§ **TASK DESCRIPTION**
Go through the data below and gather each line containing "this".

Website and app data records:

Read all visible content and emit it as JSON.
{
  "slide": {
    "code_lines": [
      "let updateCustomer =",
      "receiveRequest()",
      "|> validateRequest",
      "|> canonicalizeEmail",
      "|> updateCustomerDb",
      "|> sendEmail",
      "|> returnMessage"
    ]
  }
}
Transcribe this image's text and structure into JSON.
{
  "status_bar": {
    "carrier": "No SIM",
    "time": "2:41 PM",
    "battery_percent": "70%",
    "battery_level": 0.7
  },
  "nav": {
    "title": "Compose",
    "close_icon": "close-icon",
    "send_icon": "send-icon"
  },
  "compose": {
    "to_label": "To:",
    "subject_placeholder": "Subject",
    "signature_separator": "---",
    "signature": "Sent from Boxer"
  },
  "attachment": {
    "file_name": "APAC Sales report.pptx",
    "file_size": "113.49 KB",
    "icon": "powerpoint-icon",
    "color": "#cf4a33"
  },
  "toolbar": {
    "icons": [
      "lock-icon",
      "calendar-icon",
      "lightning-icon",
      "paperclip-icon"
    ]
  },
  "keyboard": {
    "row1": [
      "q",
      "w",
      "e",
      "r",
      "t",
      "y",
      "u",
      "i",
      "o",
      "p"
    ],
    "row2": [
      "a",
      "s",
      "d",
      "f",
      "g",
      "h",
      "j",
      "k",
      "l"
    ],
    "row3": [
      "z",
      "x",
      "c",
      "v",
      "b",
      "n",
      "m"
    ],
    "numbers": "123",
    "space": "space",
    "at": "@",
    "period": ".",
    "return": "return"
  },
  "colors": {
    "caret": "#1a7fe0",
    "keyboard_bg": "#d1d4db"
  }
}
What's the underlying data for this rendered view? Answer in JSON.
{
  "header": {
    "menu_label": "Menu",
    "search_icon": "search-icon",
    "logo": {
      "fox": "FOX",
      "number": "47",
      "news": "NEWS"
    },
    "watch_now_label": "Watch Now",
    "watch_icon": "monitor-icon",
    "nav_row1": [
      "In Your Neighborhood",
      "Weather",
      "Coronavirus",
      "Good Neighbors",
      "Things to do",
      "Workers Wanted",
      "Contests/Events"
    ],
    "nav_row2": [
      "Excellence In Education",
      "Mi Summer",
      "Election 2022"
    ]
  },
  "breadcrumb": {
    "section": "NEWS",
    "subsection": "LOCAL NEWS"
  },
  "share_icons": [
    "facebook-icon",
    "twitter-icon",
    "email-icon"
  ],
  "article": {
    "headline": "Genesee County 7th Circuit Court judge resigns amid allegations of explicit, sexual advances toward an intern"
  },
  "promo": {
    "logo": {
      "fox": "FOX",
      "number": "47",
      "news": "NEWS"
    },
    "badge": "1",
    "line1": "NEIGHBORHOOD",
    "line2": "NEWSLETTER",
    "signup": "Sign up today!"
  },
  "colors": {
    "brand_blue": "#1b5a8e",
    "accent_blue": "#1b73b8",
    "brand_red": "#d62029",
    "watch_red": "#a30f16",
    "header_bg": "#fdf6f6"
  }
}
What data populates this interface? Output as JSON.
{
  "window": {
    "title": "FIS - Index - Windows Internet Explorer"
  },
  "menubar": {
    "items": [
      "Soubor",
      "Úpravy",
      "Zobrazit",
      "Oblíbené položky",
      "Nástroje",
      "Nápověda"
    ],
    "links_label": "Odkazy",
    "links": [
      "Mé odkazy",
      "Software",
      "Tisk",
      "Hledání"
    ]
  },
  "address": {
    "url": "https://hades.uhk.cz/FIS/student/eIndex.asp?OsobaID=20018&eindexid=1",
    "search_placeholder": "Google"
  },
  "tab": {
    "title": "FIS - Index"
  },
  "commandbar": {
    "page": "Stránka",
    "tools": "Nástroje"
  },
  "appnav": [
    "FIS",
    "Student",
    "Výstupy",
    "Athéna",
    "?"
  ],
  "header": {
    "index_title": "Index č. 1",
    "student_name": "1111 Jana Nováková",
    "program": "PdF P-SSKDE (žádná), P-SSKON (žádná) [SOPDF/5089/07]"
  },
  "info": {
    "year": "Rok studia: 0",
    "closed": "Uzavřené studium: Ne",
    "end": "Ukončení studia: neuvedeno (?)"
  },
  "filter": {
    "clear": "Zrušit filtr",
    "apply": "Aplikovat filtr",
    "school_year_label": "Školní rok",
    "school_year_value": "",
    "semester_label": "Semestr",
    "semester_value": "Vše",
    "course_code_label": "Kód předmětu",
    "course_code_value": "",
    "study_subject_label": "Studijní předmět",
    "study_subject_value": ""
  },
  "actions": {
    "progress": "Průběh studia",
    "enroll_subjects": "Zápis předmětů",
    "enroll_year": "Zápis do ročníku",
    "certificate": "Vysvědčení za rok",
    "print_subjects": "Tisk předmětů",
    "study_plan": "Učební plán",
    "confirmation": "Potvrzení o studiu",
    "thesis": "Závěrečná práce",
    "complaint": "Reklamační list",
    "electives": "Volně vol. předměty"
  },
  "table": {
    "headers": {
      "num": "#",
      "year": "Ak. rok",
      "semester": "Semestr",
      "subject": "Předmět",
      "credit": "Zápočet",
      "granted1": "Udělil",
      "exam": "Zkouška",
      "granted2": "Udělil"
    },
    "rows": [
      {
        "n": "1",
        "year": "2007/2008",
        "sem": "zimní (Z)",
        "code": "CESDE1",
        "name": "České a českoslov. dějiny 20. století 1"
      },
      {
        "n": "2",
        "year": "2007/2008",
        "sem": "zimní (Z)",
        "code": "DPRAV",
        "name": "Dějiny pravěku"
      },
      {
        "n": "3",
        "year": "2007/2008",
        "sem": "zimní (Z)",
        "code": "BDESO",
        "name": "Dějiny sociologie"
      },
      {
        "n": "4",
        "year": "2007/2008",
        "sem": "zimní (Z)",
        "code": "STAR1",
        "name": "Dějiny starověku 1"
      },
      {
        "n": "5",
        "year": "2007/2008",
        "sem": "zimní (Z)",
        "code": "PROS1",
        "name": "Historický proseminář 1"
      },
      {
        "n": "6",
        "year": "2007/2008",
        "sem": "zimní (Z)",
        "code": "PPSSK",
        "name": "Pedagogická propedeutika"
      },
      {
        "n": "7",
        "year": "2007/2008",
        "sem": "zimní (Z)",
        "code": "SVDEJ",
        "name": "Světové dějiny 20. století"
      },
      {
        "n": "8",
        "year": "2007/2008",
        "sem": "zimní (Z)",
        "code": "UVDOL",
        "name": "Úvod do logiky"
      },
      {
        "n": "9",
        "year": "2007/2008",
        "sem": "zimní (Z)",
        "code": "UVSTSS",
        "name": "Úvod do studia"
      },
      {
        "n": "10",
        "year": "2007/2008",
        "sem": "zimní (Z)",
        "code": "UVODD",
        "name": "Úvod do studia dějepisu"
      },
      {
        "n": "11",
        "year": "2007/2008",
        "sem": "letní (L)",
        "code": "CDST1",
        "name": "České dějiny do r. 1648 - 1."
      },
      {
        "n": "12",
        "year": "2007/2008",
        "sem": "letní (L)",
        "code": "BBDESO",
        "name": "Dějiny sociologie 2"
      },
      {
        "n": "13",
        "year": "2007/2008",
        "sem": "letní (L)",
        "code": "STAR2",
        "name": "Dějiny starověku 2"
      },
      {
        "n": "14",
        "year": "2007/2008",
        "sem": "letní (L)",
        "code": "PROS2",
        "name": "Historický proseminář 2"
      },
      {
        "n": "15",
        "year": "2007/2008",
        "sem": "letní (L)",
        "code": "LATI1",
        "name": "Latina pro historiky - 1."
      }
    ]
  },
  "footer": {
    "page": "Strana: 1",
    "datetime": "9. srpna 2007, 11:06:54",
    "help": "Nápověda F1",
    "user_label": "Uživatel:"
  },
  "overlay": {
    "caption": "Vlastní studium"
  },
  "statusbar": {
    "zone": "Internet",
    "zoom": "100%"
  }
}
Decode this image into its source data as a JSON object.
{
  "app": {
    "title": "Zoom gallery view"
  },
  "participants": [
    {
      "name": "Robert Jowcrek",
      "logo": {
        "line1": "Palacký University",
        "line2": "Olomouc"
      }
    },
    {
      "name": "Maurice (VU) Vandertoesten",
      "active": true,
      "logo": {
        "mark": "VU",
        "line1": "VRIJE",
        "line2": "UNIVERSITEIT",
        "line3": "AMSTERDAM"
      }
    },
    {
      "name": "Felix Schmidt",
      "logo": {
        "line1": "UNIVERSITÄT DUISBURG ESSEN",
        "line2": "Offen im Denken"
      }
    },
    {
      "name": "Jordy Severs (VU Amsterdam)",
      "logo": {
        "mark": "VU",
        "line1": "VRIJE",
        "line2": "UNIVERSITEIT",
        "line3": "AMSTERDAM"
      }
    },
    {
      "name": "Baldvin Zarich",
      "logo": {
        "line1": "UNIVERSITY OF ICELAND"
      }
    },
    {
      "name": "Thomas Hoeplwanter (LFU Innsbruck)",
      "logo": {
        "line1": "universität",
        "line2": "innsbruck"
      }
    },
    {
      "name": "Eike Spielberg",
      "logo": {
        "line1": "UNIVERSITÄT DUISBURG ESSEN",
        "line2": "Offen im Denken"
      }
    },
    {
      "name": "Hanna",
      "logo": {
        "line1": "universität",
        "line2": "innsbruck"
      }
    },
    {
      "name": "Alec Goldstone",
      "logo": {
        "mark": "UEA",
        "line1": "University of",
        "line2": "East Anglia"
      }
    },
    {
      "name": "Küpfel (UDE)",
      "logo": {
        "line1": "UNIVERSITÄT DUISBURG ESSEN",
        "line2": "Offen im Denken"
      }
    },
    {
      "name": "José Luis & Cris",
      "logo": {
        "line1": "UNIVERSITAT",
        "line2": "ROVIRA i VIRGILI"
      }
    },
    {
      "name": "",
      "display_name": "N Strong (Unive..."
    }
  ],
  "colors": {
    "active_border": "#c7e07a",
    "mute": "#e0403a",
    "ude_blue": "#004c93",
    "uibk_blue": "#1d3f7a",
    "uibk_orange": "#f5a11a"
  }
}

§ **SOLUTION TO THE EXERCISE**
Transcribe this image's text and structure into JSON.
What's the underlying data for this rendered view? Answer in JSON.
What data populates this interface? Output as JSON.
Decode this image into its source data as a JSON object.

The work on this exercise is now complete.